The impact of COVID-19 on students’ educations will be studied for years. Due to the pandemic, students, on the whole, suffered an estimated 5 months of learning loss. Students from disadvantaged demographics, including minority and lower-income students, may have faced a higher overall degree of learning loss than their more privileged peers. Based on the numbers of students we see seeking help right now, however, it seems that current sophomores, or the class of 2024, may have suffered the greatest impact on learning as a result of the pandemic. This class wasn’t able to complete middle school in an ordinary fashion. Many of them didn’t go back to school after spring break of their eighth-grade years. They didn’t get to close out the year with the excitement and celebration that normally goes along with the end of middle school.
Then high school–and the beginning of those students’ official educational records–began. Those students began high school under very abnormal circumstances. Many of them went through long periods of virtual learning or had to contend with periods of quarantine. As a result, they have suffered a number of potential educational and social impacts.
Some Students Struggled Heavily With Online Learning, Including Sophomores
Some students perform better in a virtual environment than others. They may feel more generally comfortable with the requirements, or they may learn through visual input. Other students, on the other hand, have struggled immensely with online learning. Indeed, they felt disconnected from their teachers and peers and might not have had the same hands-on learning opportunities they were able to experience during in-person school.
Many Students Have Missed Out on Learning Blocks That Could Impact Them Later
Some students have missed key lessons that could have an immense impact on their later learning. Those students may not show evidence of those missing skills now. If their teachers have not gone over those vital materials since they have started to return to normal, however, those students may not have those skills later, when they actually need them. Often, those learning gaps will become more apparent when students start learning skills that rely on those blocks.
Learning gaps for today’s sophomores could include vital math skills, including early algebra skills. These skills continue to build on one another throughout the rest of a child’s academic career. Students may also lose vital processing and reading skills, especially since they may have had fewer opportunities for discussion and development in the classroom.

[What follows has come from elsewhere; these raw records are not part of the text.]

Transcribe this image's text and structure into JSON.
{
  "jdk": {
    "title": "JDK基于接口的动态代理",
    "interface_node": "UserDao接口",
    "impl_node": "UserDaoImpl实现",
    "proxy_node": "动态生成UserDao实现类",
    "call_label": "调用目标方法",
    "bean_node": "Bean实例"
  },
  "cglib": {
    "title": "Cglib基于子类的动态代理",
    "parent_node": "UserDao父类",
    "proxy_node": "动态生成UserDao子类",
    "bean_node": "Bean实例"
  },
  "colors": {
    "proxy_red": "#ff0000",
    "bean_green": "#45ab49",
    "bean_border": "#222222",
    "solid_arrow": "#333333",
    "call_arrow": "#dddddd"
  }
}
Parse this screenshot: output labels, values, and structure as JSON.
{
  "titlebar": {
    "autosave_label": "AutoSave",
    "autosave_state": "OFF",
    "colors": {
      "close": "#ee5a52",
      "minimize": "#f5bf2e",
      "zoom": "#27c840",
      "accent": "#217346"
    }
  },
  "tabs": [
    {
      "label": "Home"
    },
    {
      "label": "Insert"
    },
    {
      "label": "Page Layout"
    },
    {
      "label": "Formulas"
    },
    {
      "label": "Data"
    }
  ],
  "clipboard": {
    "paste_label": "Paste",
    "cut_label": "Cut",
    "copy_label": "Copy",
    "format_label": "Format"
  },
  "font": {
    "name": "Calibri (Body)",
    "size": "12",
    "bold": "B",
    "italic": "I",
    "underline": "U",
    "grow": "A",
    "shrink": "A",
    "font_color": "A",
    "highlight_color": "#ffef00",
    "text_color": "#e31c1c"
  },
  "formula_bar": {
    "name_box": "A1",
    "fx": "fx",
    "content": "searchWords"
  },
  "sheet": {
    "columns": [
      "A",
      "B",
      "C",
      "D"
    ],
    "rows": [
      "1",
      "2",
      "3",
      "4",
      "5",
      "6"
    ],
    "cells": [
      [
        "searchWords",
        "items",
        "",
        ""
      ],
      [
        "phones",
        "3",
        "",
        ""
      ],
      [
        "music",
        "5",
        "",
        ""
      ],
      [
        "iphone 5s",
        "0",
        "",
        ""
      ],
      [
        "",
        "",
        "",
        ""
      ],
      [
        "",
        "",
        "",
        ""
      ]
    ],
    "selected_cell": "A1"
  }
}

Scaffolding those essential building blocks and ensuring that students understand those vital concepts can make a huge difference in their future academic success.
Social Impacts Have Interfered With Learning for Some Students
Socialization is a critical part of the educational process. Students who attend school in person interact regularly with their peers. They learn vital social skills and support open another in the learning process. Unfortunately, the lack of those social interactions has made it more difficult for some students to continue their usual learning. Not only are many students missing some of the lessons in socialization they might have learned by attending school normally with their classmates, but they may also have social gaps that can make it difficult for them to interact normally with their friends. As a result, those students may feel isolated socially, which can make it more difficult for them to focus on schoolwork.
How Can You Bridge Learning Gaps for Today’s Sophomores?
At The Tenney School, we take a whole-student approach to learning. We identify potential learning gaps and scaffold those vital skills that students need to achieve academic success in the future. This includes one-on-one instruction that helps solve individual learning challenges. It also ensures that students are able to ask questions in a low-pressure environment. We also help erase many of the problems of poor socialization, since our students receive individualized educational support based on their specific needs.
Is The Tenney School the right academic choice for your child, including this year’s sophomore class, after pandemic education interruptions? Contact us today to learn more about how we can serve as a vital solution for many students’ needs.